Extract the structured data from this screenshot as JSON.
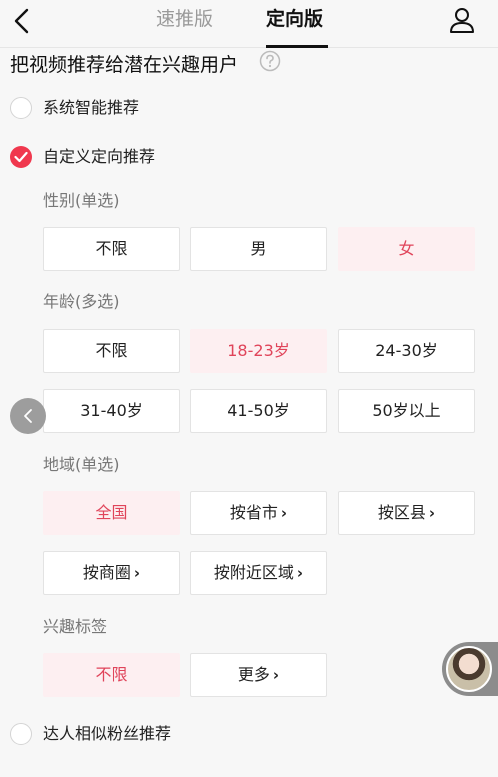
{
  "header": {
    "tab_quick": "速推版",
    "tab_targeted": "定向版",
    "icons": {
      "back": "chevron-left-icon",
      "user": "user-icon"
    }
  },
  "section": {
    "title": "把视频推荐给潜在兴趣用户",
    "help_icon": "question-circle-icon"
  },
  "modes": {
    "system": {
      "label": "系统智能推荐",
      "checked": false
    },
    "custom": {
      "label": "自定义定向推荐",
      "checked": true
    },
    "lookalike": {
      "label": "达人相似粉丝推荐",
      "checked": false
    }
  },
  "gender": {
    "label": "性别(单选)",
    "options": [
      "不限",
      "男",
      "女"
    ],
    "selected": "女"
  },
  "age": {
    "label": "年龄(多选)",
    "options": [
      "不限",
      "18-23岁",
      "24-30岁",
      "31-40岁",
      "41-50岁",
      "50岁以上"
    ],
    "selected": [
      "18-23岁"
    ]
  },
  "region": {
    "label": "地域(单选)",
    "options": [
      "全国",
      "按省市",
      "按区县",
      "按商圈",
      "按附近区域"
    ],
    "selected": "全国",
    "chevron": "›"
  },
  "interest": {
    "label": "兴趣标签",
    "options": [
      "不限",
      "更多"
    ],
    "selected": "不限"
  },
  "colors": {
    "accent": "#f0384e",
    "selected_bg": "#fdeff1",
    "selected_text": "#e0445a"
  },
  "floating": {
    "side_arrow_icon": "chevron-left-icon",
    "avatar": "avatar"
  }
}
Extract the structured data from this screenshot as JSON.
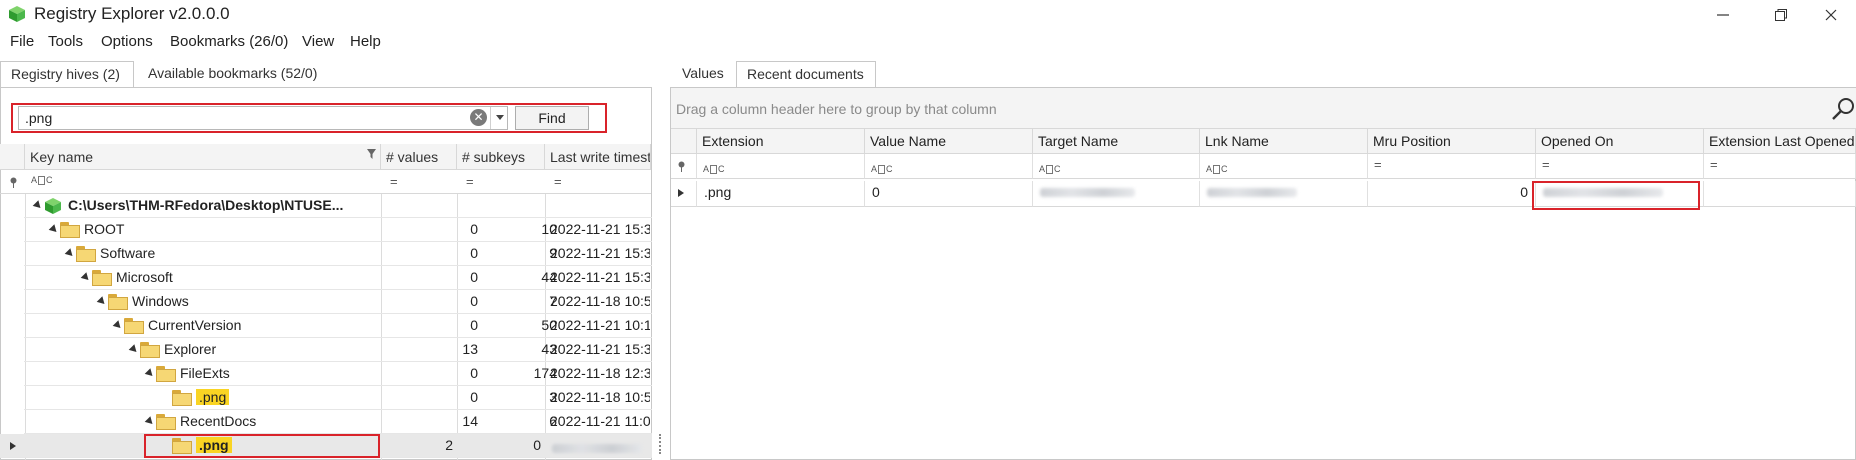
{
  "window": {
    "title": "Registry Explorer v2.0.0.0"
  },
  "menu": [
    "File",
    "Tools",
    "Options",
    "Bookmarks (26/0)",
    "View",
    "Help"
  ],
  "left_tabs": [
    "Registry hives (2)",
    "Available bookmarks (52/0)"
  ],
  "search": {
    "value": ".png",
    "find_label": "Find"
  },
  "tree_columns": [
    "Key name",
    "# values",
    "# subkeys",
    "Last write timestamp"
  ],
  "tree_rows": [
    {
      "name": "C:\\Users\\THM-RFedora\\Desktop\\NTUSE...",
      "values": "",
      "subkeys": "",
      "timestamp": ""
    },
    {
      "name": "ROOT",
      "values": "0",
      "subkeys": "10",
      "timestamp": "2022-11-21 15:3"
    },
    {
      "name": "Software",
      "values": "0",
      "subkeys": "9",
      "timestamp": "2022-11-21 15:3"
    },
    {
      "name": "Microsoft",
      "values": "0",
      "subkeys": "44",
      "timestamp": "2022-11-21 15:3"
    },
    {
      "name": "Windows",
      "values": "0",
      "subkeys": "7",
      "timestamp": "2022-11-18 10:5"
    },
    {
      "name": "CurrentVersion",
      "values": "0",
      "subkeys": "50",
      "timestamp": "2022-11-21 10:1"
    },
    {
      "name": "Explorer",
      "values": "13",
      "subkeys": "43",
      "timestamp": "2022-11-21 15:3"
    },
    {
      "name": "FileExts",
      "values": "0",
      "subkeys": "174",
      "timestamp": "2022-11-18 12:3"
    },
    {
      "name": ".png",
      "values": "0",
      "subkeys": "3",
      "timestamp": "2022-11-18 10:5"
    },
    {
      "name": "RecentDocs",
      "values": "14",
      "subkeys": "6",
      "timestamp": "2022-11-21 11:0"
    },
    {
      "name": ".png",
      "values": "2",
      "subkeys": "0",
      "timestamp": ""
    }
  ],
  "right_tabs": [
    "Values",
    "Recent documents"
  ],
  "group_hint": "Drag a column header here to group by that column",
  "doc_columns": [
    "Extension",
    "Value Name",
    "Target Name",
    "Lnk Name",
    "Mru Position",
    "Opened On",
    "Extension Last Opened"
  ],
  "doc_row": {
    "extension": ".png",
    "value_name": "0",
    "target_name": "",
    "lnk_name": "",
    "mru_position": "0",
    "opened_on": "",
    "extension_last_opened": ""
  },
  "colors": {
    "highlight_red": "#d9232a",
    "match_yellow": "#f9d423",
    "folder": "#f6d774"
  }
}
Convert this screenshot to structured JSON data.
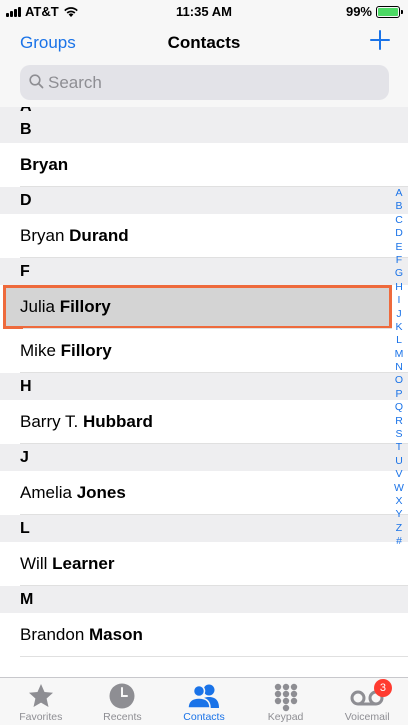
{
  "status": {
    "carrier": "AT&T",
    "time": "11:35 AM",
    "battery": "99%",
    "battery_level": 0.99
  },
  "nav": {
    "left": "Groups",
    "title": "Contacts"
  },
  "search": {
    "placeholder": "Search"
  },
  "sections": [
    {
      "letter": "A"
    },
    {
      "letter": "B",
      "contacts": [
        {
          "first": "",
          "last": "Bryan"
        }
      ]
    },
    {
      "letter": "D",
      "contacts": [
        {
          "first": "Bryan",
          "last": "Durand"
        }
      ]
    },
    {
      "letter": "F",
      "contacts": [
        {
          "first": "Julia",
          "last": "Fillory",
          "highlighted": true
        },
        {
          "first": "Mike",
          "last": "Fillory"
        }
      ]
    },
    {
      "letter": "H",
      "contacts": [
        {
          "first": "Barry T.",
          "last": "Hubbard"
        }
      ]
    },
    {
      "letter": "J",
      "contacts": [
        {
          "first": "Amelia",
          "last": "Jones"
        }
      ]
    },
    {
      "letter": "L",
      "contacts": [
        {
          "first": "Will",
          "last": "Learner"
        }
      ]
    },
    {
      "letter": "M",
      "contacts": [
        {
          "first": "Brandon",
          "last": "Mason"
        }
      ]
    }
  ],
  "index": [
    "A",
    "B",
    "C",
    "D",
    "E",
    "F",
    "G",
    "H",
    "I",
    "J",
    "K",
    "L",
    "M",
    "N",
    "O",
    "P",
    "Q",
    "R",
    "S",
    "T",
    "U",
    "V",
    "W",
    "X",
    "Y",
    "Z",
    "#"
  ],
  "tabs": [
    {
      "label": "Favorites",
      "icon": "star-icon"
    },
    {
      "label": "Recents",
      "icon": "clock-icon"
    },
    {
      "label": "Contacts",
      "icon": "people-icon",
      "active": true
    },
    {
      "label": "Keypad",
      "icon": "keypad-icon"
    },
    {
      "label": "Voicemail",
      "icon": "voicemail-icon",
      "badge": "3"
    }
  ],
  "colors": {
    "accent": "#1a73e8",
    "highlight_outline": "#ee6a3c",
    "battery": "#4cd964",
    "badge": "#ff3b30"
  }
}
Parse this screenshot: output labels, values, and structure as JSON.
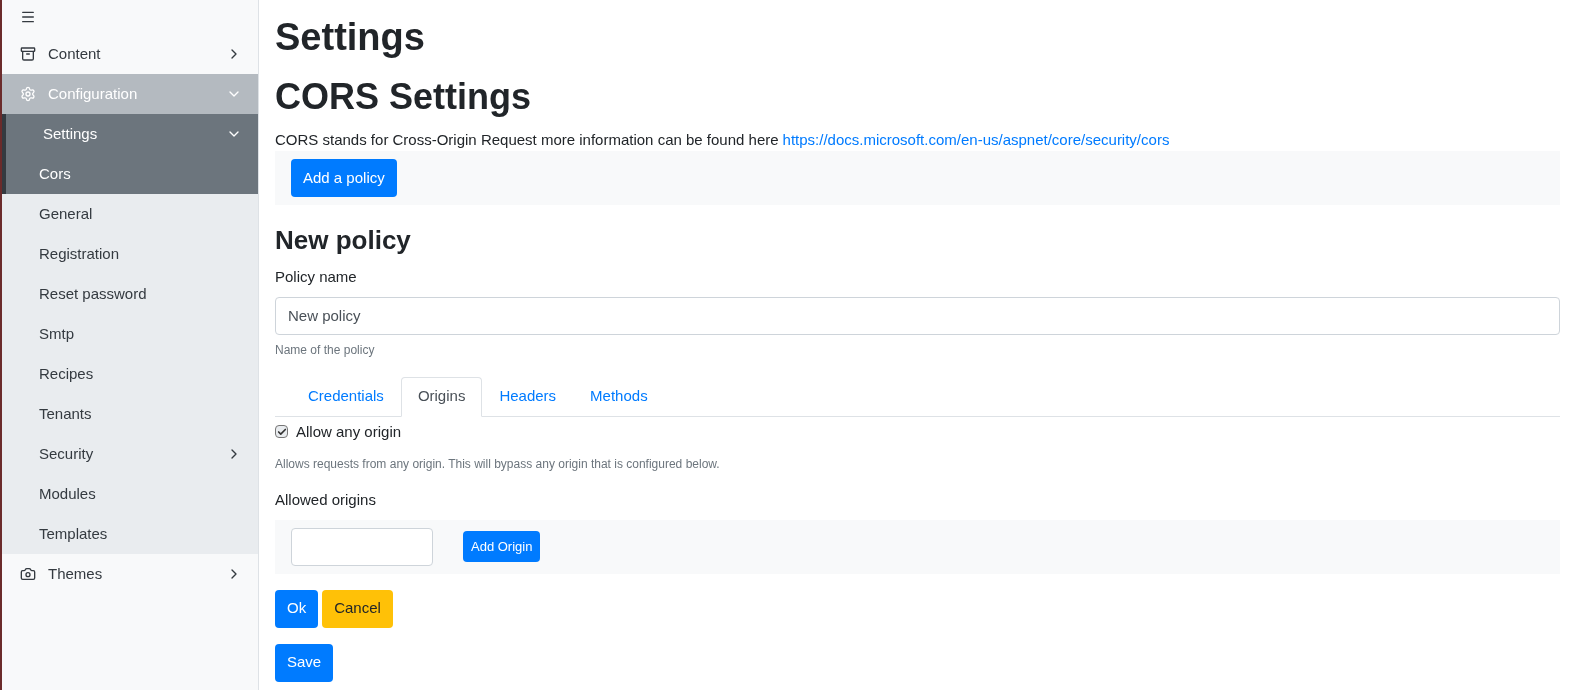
{
  "sidebar": {
    "items": [
      {
        "label": "Content",
        "expanded": false
      },
      {
        "label": "Configuration",
        "expanded": true,
        "children": [
          {
            "label": "Settings",
            "expanded": true,
            "children": [
              {
                "label": "Cors"
              }
            ]
          },
          {
            "label": "General"
          },
          {
            "label": "Registration"
          },
          {
            "label": "Reset password"
          },
          {
            "label": "Smtp"
          },
          {
            "label": "Recipes"
          },
          {
            "label": "Tenants"
          },
          {
            "label": "Security",
            "expanded": false
          },
          {
            "label": "Modules"
          },
          {
            "label": "Templates"
          }
        ]
      },
      {
        "label": "Themes",
        "expanded": false
      }
    ]
  },
  "page": {
    "title": "Settings",
    "subtitle": "CORS Settings",
    "description": "CORS stands for Cross-Origin Request more information can be found here",
    "link": "https://docs.microsoft.com/en-us/aspnet/core/security/cors",
    "add_policy_button": "Add a policy"
  },
  "policy": {
    "heading": "New policy",
    "name_label": "Policy name",
    "name_value": "New policy",
    "name_help": "Name of the policy",
    "tabs": [
      {
        "label": "Credentials",
        "selected": false
      },
      {
        "label": "Origins",
        "selected": true
      },
      {
        "label": "Headers",
        "selected": false
      },
      {
        "label": "Methods",
        "selected": false
      }
    ],
    "allow_any": {
      "label": "Allow any origin",
      "checked": true
    },
    "allow_any_help": "Allows requests from any origin. This will bypass any origin that is configured below.",
    "origins_label": "Allowed origins",
    "add_origin_button": "Add Origin",
    "ok_button": "Ok",
    "cancel_button": "Cancel"
  },
  "save_button": "Save"
}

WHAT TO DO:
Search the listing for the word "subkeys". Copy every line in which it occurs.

RESULT OF THE TASK:
    "# subkeys",
      "subkeys": "",
      "subkeys": "10",
      "subkeys": "9",
      "subkeys": "44",
      "subkeys": "7",
      "subkeys": "50",
      "subkeys": "43",
      "subkeys": "174",
      "subkeys": "3",
      "subkeys": "6",
      "subkeys": "0",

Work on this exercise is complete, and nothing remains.